Instructions for the task: Go through the records and count the lines where the string "title" occurs. Reply with the number only.

Exercise material:
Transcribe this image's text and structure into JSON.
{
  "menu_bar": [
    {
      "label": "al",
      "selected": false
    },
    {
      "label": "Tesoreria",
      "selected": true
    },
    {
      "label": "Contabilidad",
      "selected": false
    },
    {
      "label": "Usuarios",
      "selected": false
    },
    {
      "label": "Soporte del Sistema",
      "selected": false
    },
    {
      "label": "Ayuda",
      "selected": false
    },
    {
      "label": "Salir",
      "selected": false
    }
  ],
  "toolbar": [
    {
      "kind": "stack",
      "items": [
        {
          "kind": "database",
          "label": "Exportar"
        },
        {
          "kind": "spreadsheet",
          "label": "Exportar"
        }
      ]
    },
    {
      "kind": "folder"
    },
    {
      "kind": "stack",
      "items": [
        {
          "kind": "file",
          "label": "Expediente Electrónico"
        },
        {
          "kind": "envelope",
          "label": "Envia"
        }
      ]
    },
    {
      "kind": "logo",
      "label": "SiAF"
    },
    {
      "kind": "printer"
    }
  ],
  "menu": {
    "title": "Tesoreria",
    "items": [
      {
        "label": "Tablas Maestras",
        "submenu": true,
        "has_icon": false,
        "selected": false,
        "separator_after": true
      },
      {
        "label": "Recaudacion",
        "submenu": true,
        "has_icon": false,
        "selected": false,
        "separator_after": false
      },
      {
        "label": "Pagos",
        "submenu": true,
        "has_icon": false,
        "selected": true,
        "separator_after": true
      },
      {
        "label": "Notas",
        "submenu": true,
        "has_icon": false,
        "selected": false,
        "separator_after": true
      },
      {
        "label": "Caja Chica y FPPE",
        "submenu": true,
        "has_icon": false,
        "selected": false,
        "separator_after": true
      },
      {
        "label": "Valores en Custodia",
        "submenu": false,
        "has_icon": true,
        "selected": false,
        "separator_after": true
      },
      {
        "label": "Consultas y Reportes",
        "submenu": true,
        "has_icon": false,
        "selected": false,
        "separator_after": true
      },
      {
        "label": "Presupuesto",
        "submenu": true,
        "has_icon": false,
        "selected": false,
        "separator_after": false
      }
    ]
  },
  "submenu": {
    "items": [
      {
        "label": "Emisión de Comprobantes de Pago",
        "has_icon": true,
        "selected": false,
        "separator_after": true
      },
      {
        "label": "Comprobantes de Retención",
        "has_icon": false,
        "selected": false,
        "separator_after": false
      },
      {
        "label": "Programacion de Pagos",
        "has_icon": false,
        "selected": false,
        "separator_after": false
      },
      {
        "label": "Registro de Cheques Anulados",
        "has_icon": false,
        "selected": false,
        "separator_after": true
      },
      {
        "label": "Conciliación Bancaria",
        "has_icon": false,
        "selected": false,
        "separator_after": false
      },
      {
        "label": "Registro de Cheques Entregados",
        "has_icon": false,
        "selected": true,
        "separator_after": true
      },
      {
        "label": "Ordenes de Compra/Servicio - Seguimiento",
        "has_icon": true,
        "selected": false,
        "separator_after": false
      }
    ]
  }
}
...
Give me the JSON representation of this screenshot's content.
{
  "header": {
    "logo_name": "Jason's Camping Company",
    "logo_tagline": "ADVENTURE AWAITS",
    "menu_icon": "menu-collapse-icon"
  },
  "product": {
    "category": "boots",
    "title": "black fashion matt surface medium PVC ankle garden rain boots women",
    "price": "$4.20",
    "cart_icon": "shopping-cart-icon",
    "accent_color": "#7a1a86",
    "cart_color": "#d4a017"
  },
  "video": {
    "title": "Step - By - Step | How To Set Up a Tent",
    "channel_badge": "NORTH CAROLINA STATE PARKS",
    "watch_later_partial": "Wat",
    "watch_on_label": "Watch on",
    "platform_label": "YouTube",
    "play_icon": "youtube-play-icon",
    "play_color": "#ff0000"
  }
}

Output for this task: 3